%%
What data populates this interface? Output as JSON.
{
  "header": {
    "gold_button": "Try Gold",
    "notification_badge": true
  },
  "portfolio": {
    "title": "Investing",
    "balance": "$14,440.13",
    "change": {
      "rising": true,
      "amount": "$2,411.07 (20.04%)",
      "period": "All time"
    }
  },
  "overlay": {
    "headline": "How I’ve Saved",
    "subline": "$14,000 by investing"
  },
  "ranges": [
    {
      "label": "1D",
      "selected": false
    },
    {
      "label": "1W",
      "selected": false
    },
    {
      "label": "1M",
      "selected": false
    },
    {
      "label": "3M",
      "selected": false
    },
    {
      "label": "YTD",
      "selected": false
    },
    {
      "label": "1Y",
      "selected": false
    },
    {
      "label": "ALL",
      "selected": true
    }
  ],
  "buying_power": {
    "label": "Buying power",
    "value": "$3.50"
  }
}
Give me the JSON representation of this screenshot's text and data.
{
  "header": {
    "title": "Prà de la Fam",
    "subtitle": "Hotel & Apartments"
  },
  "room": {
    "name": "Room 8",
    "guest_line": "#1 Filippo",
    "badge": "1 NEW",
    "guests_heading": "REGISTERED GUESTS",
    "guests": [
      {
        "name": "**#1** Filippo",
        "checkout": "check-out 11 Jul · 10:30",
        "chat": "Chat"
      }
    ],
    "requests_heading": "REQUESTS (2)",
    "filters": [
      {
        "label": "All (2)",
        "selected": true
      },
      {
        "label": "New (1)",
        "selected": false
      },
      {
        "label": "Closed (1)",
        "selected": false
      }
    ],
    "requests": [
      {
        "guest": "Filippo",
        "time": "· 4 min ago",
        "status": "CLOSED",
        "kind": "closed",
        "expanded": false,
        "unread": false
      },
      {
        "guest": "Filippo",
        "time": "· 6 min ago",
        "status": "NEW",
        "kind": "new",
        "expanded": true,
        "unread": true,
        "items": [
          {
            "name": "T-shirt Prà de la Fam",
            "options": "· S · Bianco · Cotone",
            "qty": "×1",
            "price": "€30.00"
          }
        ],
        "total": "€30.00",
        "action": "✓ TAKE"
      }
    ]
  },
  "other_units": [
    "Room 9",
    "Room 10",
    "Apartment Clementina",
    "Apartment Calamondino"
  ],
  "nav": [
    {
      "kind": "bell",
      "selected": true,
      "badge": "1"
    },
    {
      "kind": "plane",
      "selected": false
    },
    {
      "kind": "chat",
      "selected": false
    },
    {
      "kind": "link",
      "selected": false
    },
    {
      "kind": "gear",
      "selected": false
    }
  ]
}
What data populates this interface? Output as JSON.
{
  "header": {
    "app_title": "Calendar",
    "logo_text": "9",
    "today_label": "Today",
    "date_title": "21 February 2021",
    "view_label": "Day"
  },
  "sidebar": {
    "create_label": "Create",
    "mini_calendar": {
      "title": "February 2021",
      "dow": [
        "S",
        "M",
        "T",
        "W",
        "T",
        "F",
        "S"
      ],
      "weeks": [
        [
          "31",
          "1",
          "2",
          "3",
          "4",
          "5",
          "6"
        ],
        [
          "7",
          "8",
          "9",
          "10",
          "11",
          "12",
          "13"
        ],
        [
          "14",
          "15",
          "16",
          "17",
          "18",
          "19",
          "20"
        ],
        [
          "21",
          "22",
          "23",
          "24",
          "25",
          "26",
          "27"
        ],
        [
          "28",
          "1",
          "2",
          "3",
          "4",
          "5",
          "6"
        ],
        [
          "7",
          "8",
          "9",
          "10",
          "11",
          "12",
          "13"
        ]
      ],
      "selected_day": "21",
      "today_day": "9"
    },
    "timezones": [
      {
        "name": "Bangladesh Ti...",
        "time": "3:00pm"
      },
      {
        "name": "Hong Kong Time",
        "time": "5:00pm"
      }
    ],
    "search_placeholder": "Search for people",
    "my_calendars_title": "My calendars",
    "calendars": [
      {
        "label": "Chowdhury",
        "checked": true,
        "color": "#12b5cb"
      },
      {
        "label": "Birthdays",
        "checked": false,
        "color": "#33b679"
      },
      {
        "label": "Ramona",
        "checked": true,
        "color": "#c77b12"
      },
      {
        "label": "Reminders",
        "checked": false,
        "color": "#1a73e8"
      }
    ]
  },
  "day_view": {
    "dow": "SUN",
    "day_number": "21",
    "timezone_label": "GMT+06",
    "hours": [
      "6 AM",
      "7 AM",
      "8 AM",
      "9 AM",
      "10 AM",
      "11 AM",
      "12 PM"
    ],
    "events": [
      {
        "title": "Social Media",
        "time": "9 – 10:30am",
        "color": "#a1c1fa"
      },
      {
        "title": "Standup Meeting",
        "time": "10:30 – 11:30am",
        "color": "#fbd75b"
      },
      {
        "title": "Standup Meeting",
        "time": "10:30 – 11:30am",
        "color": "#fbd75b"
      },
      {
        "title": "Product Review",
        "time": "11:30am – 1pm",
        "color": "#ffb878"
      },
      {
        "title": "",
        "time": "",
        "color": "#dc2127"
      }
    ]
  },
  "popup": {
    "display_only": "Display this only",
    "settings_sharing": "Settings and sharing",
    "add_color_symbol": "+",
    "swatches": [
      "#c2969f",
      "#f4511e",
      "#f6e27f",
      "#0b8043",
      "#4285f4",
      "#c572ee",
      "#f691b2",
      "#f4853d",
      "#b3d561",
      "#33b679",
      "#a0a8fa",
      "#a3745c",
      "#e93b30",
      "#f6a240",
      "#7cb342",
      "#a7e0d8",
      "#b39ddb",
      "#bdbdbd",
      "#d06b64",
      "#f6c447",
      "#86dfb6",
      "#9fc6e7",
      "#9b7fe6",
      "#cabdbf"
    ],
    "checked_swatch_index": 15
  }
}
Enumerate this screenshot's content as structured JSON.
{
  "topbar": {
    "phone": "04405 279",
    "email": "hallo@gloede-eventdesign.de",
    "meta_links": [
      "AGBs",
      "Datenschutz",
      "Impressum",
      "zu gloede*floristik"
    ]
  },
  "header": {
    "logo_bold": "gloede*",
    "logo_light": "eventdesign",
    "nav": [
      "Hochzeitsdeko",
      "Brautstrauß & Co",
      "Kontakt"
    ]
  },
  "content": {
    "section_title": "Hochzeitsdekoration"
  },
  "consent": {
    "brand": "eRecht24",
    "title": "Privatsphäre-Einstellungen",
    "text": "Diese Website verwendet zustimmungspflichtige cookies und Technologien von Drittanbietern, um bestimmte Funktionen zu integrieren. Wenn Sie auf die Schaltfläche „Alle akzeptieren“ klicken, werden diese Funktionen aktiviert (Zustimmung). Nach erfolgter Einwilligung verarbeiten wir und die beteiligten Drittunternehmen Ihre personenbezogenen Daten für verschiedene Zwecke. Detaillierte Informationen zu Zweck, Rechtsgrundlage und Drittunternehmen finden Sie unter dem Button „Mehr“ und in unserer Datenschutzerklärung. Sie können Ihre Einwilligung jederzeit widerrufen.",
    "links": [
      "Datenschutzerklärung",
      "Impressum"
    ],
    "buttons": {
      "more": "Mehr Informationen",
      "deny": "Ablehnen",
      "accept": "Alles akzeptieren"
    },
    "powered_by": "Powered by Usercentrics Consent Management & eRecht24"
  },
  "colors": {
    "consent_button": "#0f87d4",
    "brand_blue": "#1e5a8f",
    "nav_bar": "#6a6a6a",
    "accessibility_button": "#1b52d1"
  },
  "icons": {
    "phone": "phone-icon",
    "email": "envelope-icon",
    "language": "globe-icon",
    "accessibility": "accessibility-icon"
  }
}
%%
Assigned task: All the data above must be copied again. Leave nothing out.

Solution to this problem:
What data populates this interface? Output as JSON.
{
  "header": {
    "gold_button": "Try Gold",
    "notification_badge": true
  },
  "portfolio": {
    "title": "Investing",
    "balance": "$14,440.13",
    "change": {
      "rising": true,
      "amount": "$2,411.07 (20.04%)",
      "period": "All time"
    }
  },
  "overlay": {
    "headline": "How I’ve Saved",
    "subline": "$14,000 by investing"
  },
  "ranges": [
    {
      "label": "1D",
      "selected": false
    },
    {
      "label": "1W",
      "selected": false
    },
    {
      "label": "1M",
      "selected": false
    },
    {
      "label": "3M",
      "selected": false
    },
    {
      "label": "YTD",
      "selected": false
    },
    {
      "label": "1Y",
      "selected": false
    },
    {
      "label": "ALL",
      "selected": true
    }
  ],
  "buying_power": {
    "label": "Buying power",
    "value": "$3.50"
  }
}
Give me the JSON representation of this screenshot's text and data.
{
  "header": {
    "title": "Prà de la Fam",
    "subtitle": "Hotel & Apartments"
  },
  "room": {
    "name": "Room 8",
    "guest_line": "#1 Filippo",
    "badge": "1 NEW",
    "guests_heading": "REGISTERED GUESTS",
    "guests": [
      {
        "name": "**#1** Filippo",
        "checkout": "check-out 11 Jul · 10:30",
        "chat": "Chat"
      }
    ],
    "requests_heading": "REQUESTS (2)",
    "filters": [
      {
        "label": "All (2)",
        "selected": true
      },
      {
        "label": "New (1)",
        "selected": false
      },
      {
        "label": "Closed (1)",
        "selected": false
      }
    ],
    "requests": [
      {
        "guest": "Filippo",
        "time": "· 4 min ago",
        "status": "CLOSED",
        "kind": "closed",
        "expanded": false,
        "unread": false
      },
      {
        "guest": "Filippo",
        "time": "· 6 min ago",
        "status": "NEW",
        "kind": "new",
        "expanded": true,
        "unread": true,
        "items": [
          {
            "name": "T-shirt Prà de la Fam",
            "options": "· S · Bianco · Cotone",
            "qty": "×1",
            "price": "€30.00"
          }
        ],
        "total": "€30.00",
        "action": "✓ TAKE"
      }
    ]
  },
  "other_units": [
    "Room 9",
    "Room 10",
    "Apartment Clementina",
    "Apartment Calamondino"
  ],
  "nav": [
    {
      "kind": "bell",
      "selected": true,
      "badge": "1"
    },
    {
      "kind": "plane",
      "selected": false
    },
    {
      "kind": "chat",
      "selected": false
    },
    {
      "kind": "link",
      "selected": false
    },
    {
      "kind": "gear",
      "selected": false
    }
  ]
}
What data populates this interface? Output as JSON.
{
  "header": {
    "app_title": "Calendar",
    "logo_text": "9",
    "today_label": "Today",
    "date_title": "21 February 2021",
    "view_label": "Day"
  },
  "sidebar": {
    "create_label": "Create",
    "mini_calendar": {
      "title": "February 2021",
      "dow": [
        "S",
        "M",
        "T",
        "W",
        "T",
        "F",
        "S"
      ],
      "weeks": [
        [
          "31",
          "1",
          "2",
          "3",
          "4",
          "5",
          "6"
        ],
        [
          "7",
          "8",
          "9",
          "10",
          "11",
          "12",
          "13"
        ],
        [
          "14",
          "15",
          "16",
          "17",
          "18",
          "19",
          "20"
        ],
        [
          "21",
          "22",
          "23",
          "24",
          "25",
          "26",
          "27"
        ],
        [
          "28",
          "1",
          "2",
          "3",
          "4",
          "5",
          "6"
        ],
        [
          "7",
          "8",
          "9",
          "10",
          "11",
          "12",
          "13"
        ]
      ],
      "selected_day": "21",
      "today_day": "9"
    },
    "timezones": [
      {
        "name": "Bangladesh Ti...",
        "time": "3:00pm"
      },
      {
        "name": "Hong Kong Time",
        "time": "5:00pm"
      }
    ],
    "search_placeholder": "Search for people",
    "my_calendars_title": "My calendars",
    "calendars": [
      {
        "label": "Chowdhury",
        "checked": true,
        "color": "#12b5cb"
      },
      {
        "label": "Birthdays",
        "checked": false,
        "color": "#33b679"
      },
      {
        "label": "Ramona",
        "checked": true,
        "color": "#c77b12"
      },
      {
        "label": "Reminders",
        "checked": false,
        "color": "#1a73e8"
      }
    ]
  },
  "day_view": {
    "dow": "SUN",
    "day_number": "21",
    "timezone_label": "GMT+06",
    "hours": [
      "6 AM",
      "7 AM",
      "8 AM",
      "9 AM",
      "10 AM",
      "11 AM",
      "12 PM"
    ],
    "events": [
      {
        "title": "Social Media",
        "time": "9 – 10:30am",
        "color": "#a1c1fa"
      },
      {
        "title": "Standup Meeting",
        "time": "10:30 – 11:30am",
        "color": "#fbd75b"
      },
      {
        "title": "Standup Meeting",
        "time": "10:30 – 11:30am",
        "color": "#fbd75b"
      },
      {
        "title": "Product Review",
        "time": "11:30am – 1pm",
        "color": "#ffb878"
      },
      {
        "title": "",
        "time": "",
        "color": "#dc2127"
      }
    ]
  },
  "popup": {
    "display_only": "Display this only",
    "settings_sharing": "Settings and sharing",
    "add_color_symbol": "+",
    "swatches": [
      "#c2969f",
      "#f4511e",
      "#f6e27f",
      "#0b8043",
      "#4285f4",
      "#c572ee",
      "#f691b2",
      "#f4853d",
      "#b3d561",
      "#33b679",
      "#a0a8fa",
      "#a3745c",
      "#e93b30",
      "#f6a240",
      "#7cb342",
      "#a7e0d8",
      "#b39ddb",
      "#bdbdbd",
      "#d06b64",
      "#f6c447",
      "#86dfb6",
      "#9fc6e7",
      "#9b7fe6",
      "#cabdbf"
    ],
    "checked_swatch_index": 15
  }
}
Enumerate this screenshot's content as structured JSON.
{
  "topbar": {
    "phone": "04405 279",
    "email": "hallo@gloede-eventdesign.de",
    "meta_links": [
      "AGBs",
      "Datenschutz",
      "Impressum",
      "zu gloede*floristik"
    ]
  },
  "header": {
    "logo_bold": "gloede*",
    "logo_light": "eventdesign",
    "nav": [
      "Hochzeitsdeko",
      "Brautstrauß & Co",
      "Kontakt"
    ]
  },
  "content": {
    "section_title": "Hochzeitsdekoration"
  },
  "consent": {
    "brand": "eRecht24",
    "title": "Privatsphäre-Einstellungen",
    "text": "Diese Website verwendet zustimmungspflichtige cookies und Technologien von Drittanbietern, um bestimmte Funktionen zu integrieren. Wenn Sie auf die Schaltfläche „Alle akzeptieren“ klicken, werden diese Funktionen aktiviert (Zustimmung). Nach erfolgter Einwilligung verarbeiten wir und die beteiligten Drittunternehmen Ihre personenbezogenen Daten für verschiedene Zwecke. Detaillierte Informationen zu Zweck, Rechtsgrundlage und Drittunternehmen finden Sie unter dem Button „Mehr“ und in unserer Datenschutzerklärung. Sie können Ihre Einwilligung jederzeit widerrufen.",
    "links": [
      "Datenschutzerklärung",
      "Impressum"
    ],
    "buttons": {
      "more": "Mehr Informationen",
      "deny": "Ablehnen",
      "accept": "Alles akzeptieren"
    },
    "powered_by": "Powered by Usercentrics Consent Management & eRecht24"
  },
  "colors": {
    "consent_button": "#0f87d4",
    "brand_blue": "#1e5a8f",
    "nav_bar": "#6a6a6a",
    "accessibility_button": "#1b52d1"
  },
  "icons": {
    "phone": "phone-icon",
    "email": "envelope-icon",
    "language": "globe-icon",
    "accessibility": "accessibility-icon"
  }
}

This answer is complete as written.